* Directions *
Reproduce the records below exactly, leaving out any pictures.
*** Material provided ***
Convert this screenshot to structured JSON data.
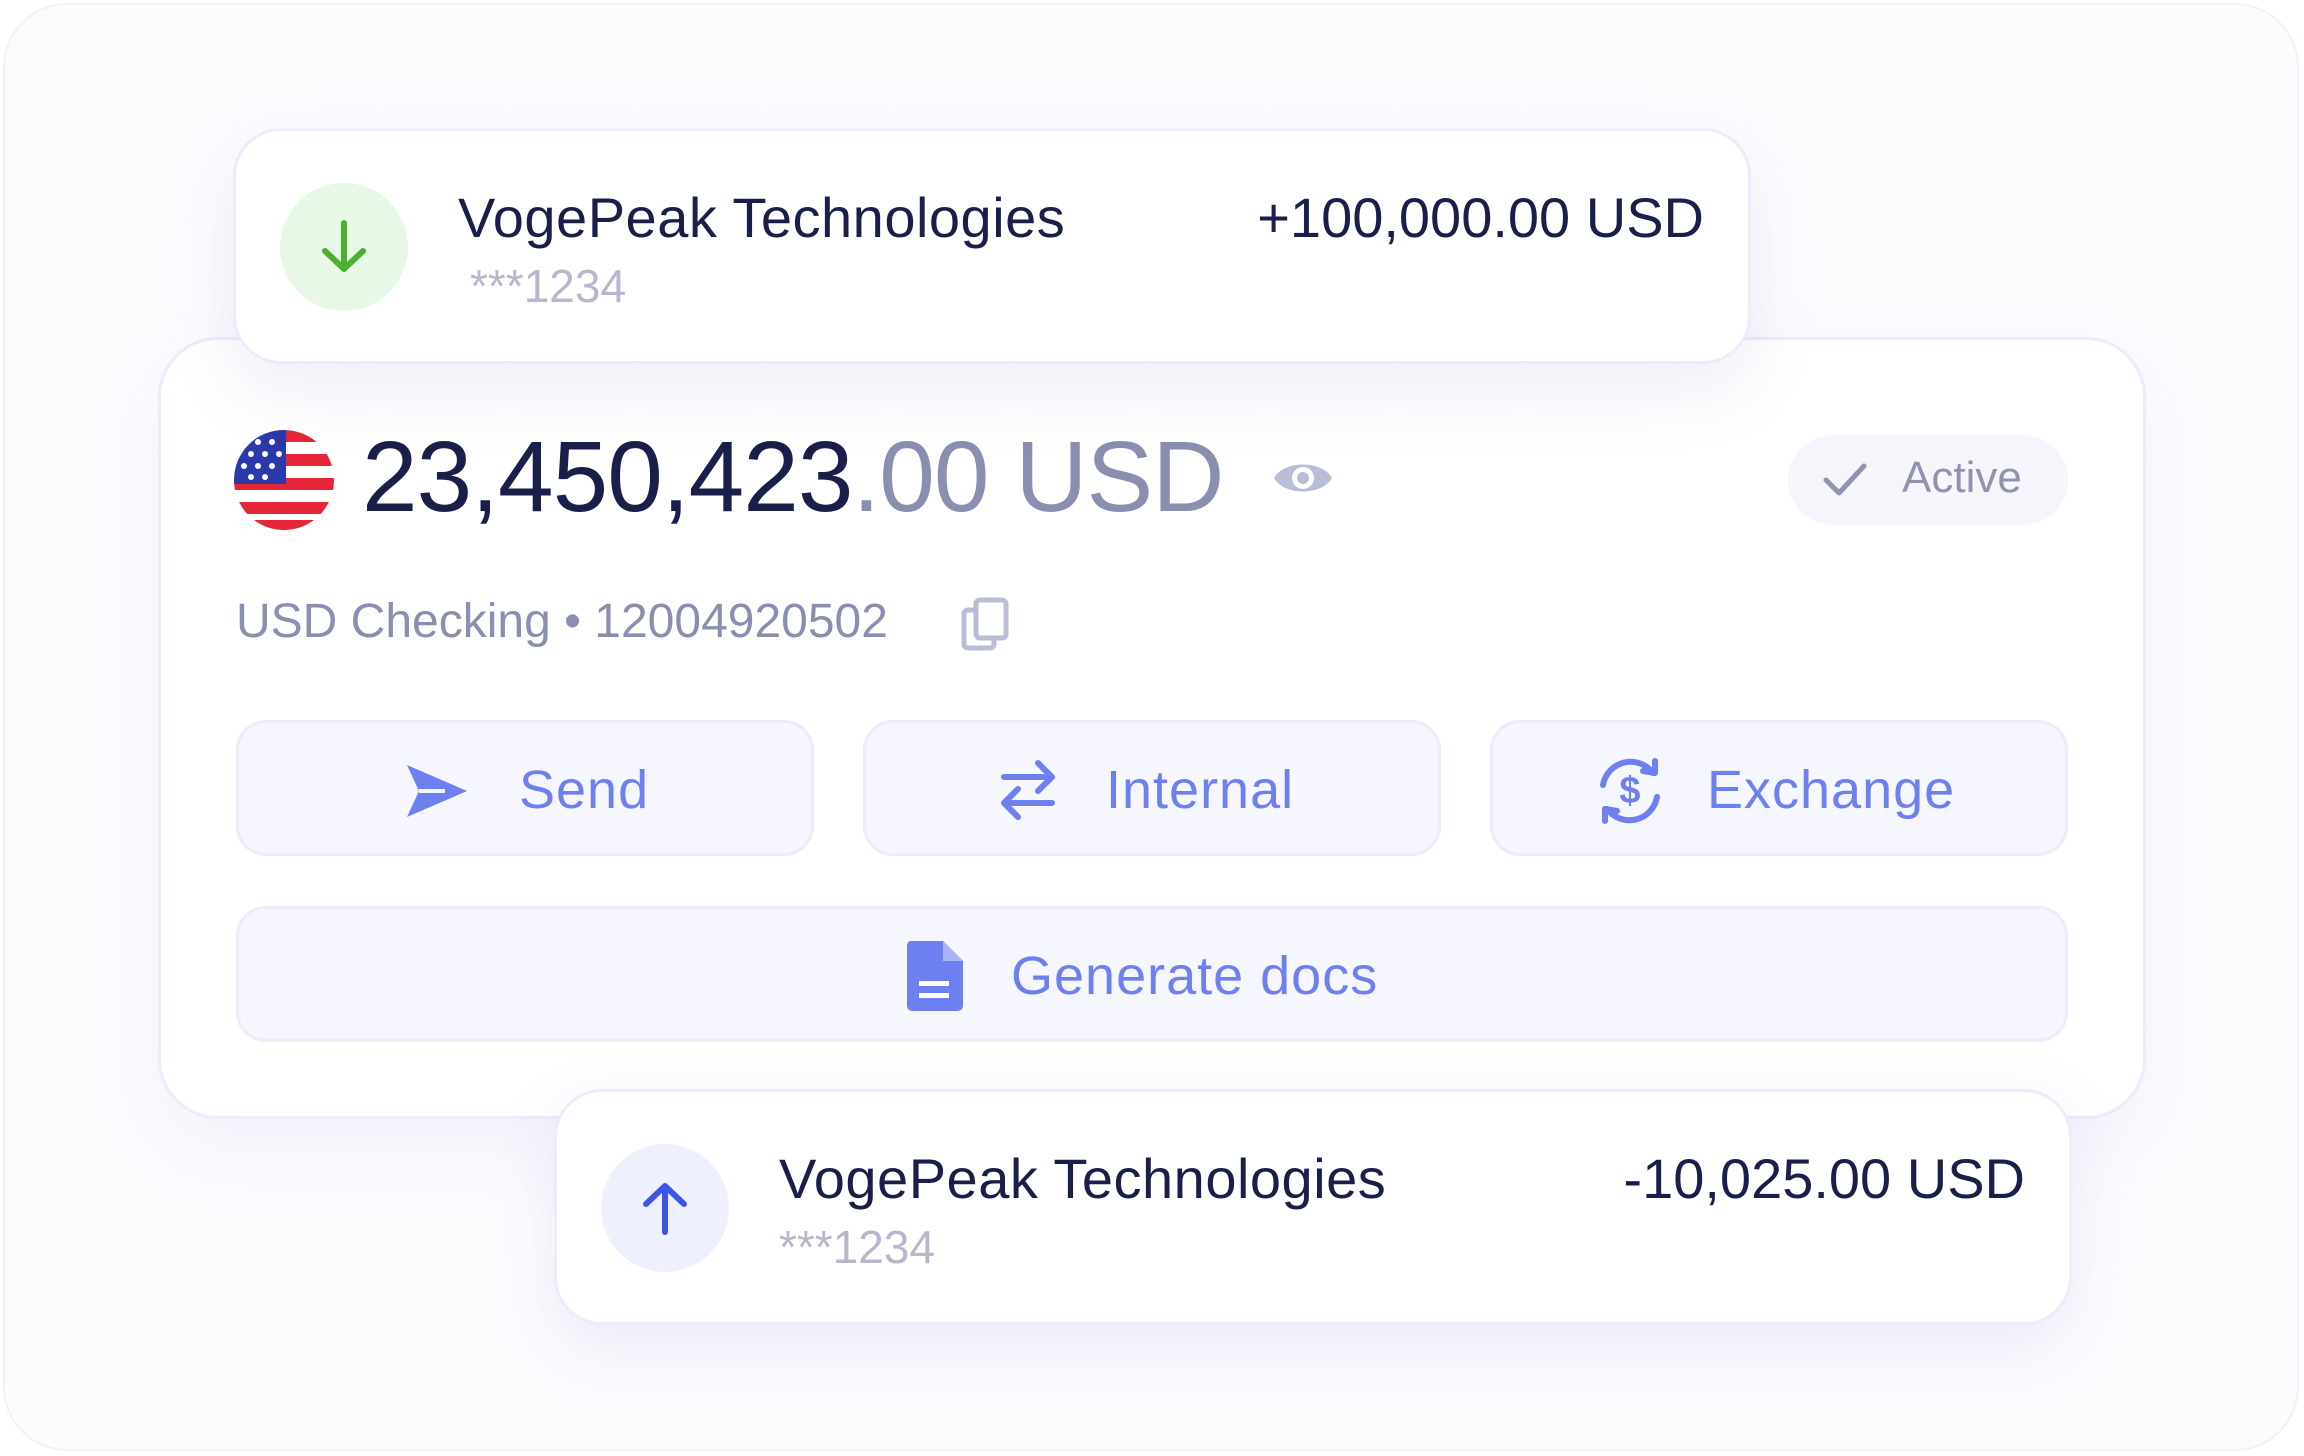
{
  "incoming_txn": {
    "name": "VogePeak Technologies",
    "account": "***1234",
    "amount": "+100,000.00 USD",
    "direction_icon": "arrow-down-icon",
    "accent": "#4caf30",
    "icon_bg": "#e8f8e6"
  },
  "account": {
    "flag_icon": "us-flag-icon",
    "balance_int": "23,450,423",
    "balance_dec": ".00 USD",
    "status": "Active",
    "name": "USD Checking",
    "separator": " • ",
    "number": "12004920502"
  },
  "actions": {
    "send": "Send",
    "internal": "Internal",
    "exchange": "Exchange",
    "generate_docs": "Generate docs"
  },
  "outgoing_txn": {
    "name": "VogePeak Technologies",
    "account": "***1234",
    "amount": "-10,025.00 USD",
    "direction_icon": "arrow-up-icon",
    "accent": "#3b55e6",
    "icon_bg": "#eef0fd"
  },
  "colors": {
    "primary_text": "#1a1f4a",
    "muted_text": "#8a8fb0",
    "action_blue": "#6e7ff0"
  }
}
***
* Answer section *
Convert this screenshot to structured JSON data.
{
  "incoming_txn": {
    "name": "VogePeak Technologies",
    "account": "***1234",
    "amount": "+100,000.00 USD",
    "direction_icon": "arrow-down-icon",
    "accent": "#4caf30",
    "icon_bg": "#e8f8e6"
  },
  "account": {
    "flag_icon": "us-flag-icon",
    "balance_int": "23,450,423",
    "balance_dec": ".00 USD",
    "status": "Active",
    "name": "USD Checking",
    "separator": " • ",
    "number": "12004920502"
  },
  "actions": {
    "send": "Send",
    "internal": "Internal",
    "exchange": "Exchange",
    "generate_docs": "Generate docs"
  },
  "outgoing_txn": {
    "name": "VogePeak Technologies",
    "account": "***1234",
    "amount": "-10,025.00 USD",
    "direction_icon": "arrow-up-icon",
    "accent": "#3b55e6",
    "icon_bg": "#eef0fd"
  },
  "colors": {
    "primary_text": "#1a1f4a",
    "muted_text": "#8a8fb0",
    "action_blue": "#6e7ff0"
  }
}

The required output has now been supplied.